But that's not always the case. I would suggest starting with a GF flour mix and then trying that in your recipes as an AP flour replacement. (A single gluten free flour is never a cup for cup replacement for AP flour!)
Hope that helps!
I still can’t seem to find the basic GF recipe that is a substitute for all purpose flour?
I’m looking to make my banana bread and other baked goods that require all purpose, moreso than actual bread. Thank you!
Think you found it from the other comment, but here it is https://zestforbaking.com/how-to-make-gluten-free-bread-flour-mix
I am looking for information on substituting for the corn flour called for in a gluten free sourdough bread recipe. I can't eat corn and am having trouble finding information on what I can use instead. I think corn flour would be considered a heavier flour like a buckwheat or millet but I don't really know. Any information on this would be greatly appreciated.
Thanks for asking! So something like sorghum flour would be the best substitute for corn flour. Hope that helps!
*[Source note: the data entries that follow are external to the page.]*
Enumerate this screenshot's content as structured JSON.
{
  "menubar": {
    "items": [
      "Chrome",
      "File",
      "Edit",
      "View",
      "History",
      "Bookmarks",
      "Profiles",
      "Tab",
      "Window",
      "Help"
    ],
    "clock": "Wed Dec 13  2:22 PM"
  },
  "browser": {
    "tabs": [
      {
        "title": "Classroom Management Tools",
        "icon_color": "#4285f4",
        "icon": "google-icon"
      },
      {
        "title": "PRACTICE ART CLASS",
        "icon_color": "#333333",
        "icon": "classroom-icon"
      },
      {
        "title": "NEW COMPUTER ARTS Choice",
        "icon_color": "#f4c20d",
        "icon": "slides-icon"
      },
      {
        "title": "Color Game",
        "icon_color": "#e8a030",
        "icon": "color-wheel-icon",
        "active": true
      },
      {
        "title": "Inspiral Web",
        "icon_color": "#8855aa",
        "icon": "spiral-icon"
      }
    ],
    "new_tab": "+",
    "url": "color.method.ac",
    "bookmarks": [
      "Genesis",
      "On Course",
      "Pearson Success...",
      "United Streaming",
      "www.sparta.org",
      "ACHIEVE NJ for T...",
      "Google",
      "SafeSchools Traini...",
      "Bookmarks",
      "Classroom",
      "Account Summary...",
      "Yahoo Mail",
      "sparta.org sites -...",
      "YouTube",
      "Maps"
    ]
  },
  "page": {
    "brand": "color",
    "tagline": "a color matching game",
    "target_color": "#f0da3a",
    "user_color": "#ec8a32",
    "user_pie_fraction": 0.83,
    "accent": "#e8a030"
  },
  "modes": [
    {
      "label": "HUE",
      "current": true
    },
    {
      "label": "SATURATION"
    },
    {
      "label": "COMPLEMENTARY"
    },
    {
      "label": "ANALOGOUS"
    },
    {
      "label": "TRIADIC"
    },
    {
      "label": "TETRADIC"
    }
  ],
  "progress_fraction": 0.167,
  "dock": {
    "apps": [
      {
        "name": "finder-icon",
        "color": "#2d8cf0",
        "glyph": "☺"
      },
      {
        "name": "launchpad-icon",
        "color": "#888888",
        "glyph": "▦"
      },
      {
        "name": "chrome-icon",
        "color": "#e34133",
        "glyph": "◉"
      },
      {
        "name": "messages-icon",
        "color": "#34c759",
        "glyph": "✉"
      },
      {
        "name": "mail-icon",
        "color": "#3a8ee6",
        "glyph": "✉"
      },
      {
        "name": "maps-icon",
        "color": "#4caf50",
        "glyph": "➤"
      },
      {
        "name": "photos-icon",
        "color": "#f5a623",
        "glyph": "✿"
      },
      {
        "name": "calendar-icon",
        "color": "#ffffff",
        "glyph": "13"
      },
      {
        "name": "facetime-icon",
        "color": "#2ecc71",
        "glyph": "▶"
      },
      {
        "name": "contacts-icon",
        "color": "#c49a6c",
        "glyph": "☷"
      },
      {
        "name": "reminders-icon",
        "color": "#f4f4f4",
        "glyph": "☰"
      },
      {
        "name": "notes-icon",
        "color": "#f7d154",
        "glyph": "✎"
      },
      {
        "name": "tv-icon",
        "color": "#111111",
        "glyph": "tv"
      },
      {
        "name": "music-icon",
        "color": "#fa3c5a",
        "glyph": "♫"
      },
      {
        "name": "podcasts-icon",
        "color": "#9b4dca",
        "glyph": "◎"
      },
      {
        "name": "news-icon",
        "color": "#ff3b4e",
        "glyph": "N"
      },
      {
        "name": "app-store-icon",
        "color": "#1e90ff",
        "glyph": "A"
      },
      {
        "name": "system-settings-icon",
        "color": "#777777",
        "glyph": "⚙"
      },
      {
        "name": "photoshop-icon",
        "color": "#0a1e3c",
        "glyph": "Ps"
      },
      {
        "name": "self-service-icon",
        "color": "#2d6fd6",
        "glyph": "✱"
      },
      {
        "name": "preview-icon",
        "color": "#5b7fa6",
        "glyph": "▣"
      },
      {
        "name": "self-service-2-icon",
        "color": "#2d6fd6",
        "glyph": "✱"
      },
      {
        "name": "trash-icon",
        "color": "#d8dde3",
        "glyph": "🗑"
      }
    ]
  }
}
This is WONDERFUL and SO helpful! Thank you! I have been allergen free (No dairy, soy or gluten) for more than 40 years and I peer counsel those new to it for a local foo allergen group (FASGMN=Food Allergy Support Group of MN). I will be sure to pass this newsletter on.
PS Your comments mode makes everything written look about 1/8" tall, way to light to read, Much less edit, and impossible to read
Thank you so much for the kind words! Let me know how else I can help!
And I appreciate you letting me know about the size of the font! I had no idea - getting it fixed though!
I was wondering when a recipe calls for cake flour what GF flour would you recommend. Potatoe or brown rice? Or am I way off. The recipe in particular calls for all purpose and cake flour. Any suggestions?
Hm, so that's a little different - Is it a cake? It would really depend on the recipe and your experimentation tolerance (I say tolerance because it might be quite a few experiments). I would suggest just using a GF flour mix for all of the flour. The cake flour lightens the texture but if you use a flour mix that mine here on the site, https://zestforbaking.com/how-to-make-gluten-free-bread-flour-mix it's pretty light already so it should work out nicely.
Let me know how it works!
Hi Christine, after carefully studying your chart of values I made a loaf that had enough structure to lift the oven rack above. It hasn't cooled yet but i think your advice has helped me nail it, Thank you
That is wonderful to hear! So happy - now enjoy it!
I looked at your flour blend and don't see sorghum in it. I don't see any flours that have the same protein and fiber values as it does either.
When substituting flours is it equally important to have the fiber and protein values close, or one or the other?
Would it work to substitute 1/2 cup sorghum for 1 cup white rice since the values would match per volume? or 3/4 sorghum for 1 cup brown rice flour? Is that how it works?
Still new at this.
Any pizza dough recipes that could contain sorghum or doesn't it work for that? Thanks so much!
Thank you. I'm exploring gluten free breads as part of an alkaline diet. The chart will be useful swapping alkaline flour (like Almond, buckwheat, quinoa, for really acid flours like sorgum.
Oh wonderful - let me know if you have any questions!
This chart is great! But I have food allergies to wheat, almond and rice. I love sorghum and oat flours and have found quite a few recipes using them that are great!
But I'm struggling with some recipes to swap rice flours. Looking at your chart, would you recommend potato or arrowroot to try? Or do you know of another?
Hi Judy, Sorry for the delay in responding to you.
So I would recommend sticking with the sorghum actually. Now it won't preform the same as in a recipe specifically calling for rice flour, like this rice flour bread https://zestforbaking.com/gluten-free-rice-flour-white-bread-bread-machine so I'd suggest avoiding that, but sorghum would really be the closest substitute.
Hope that helps!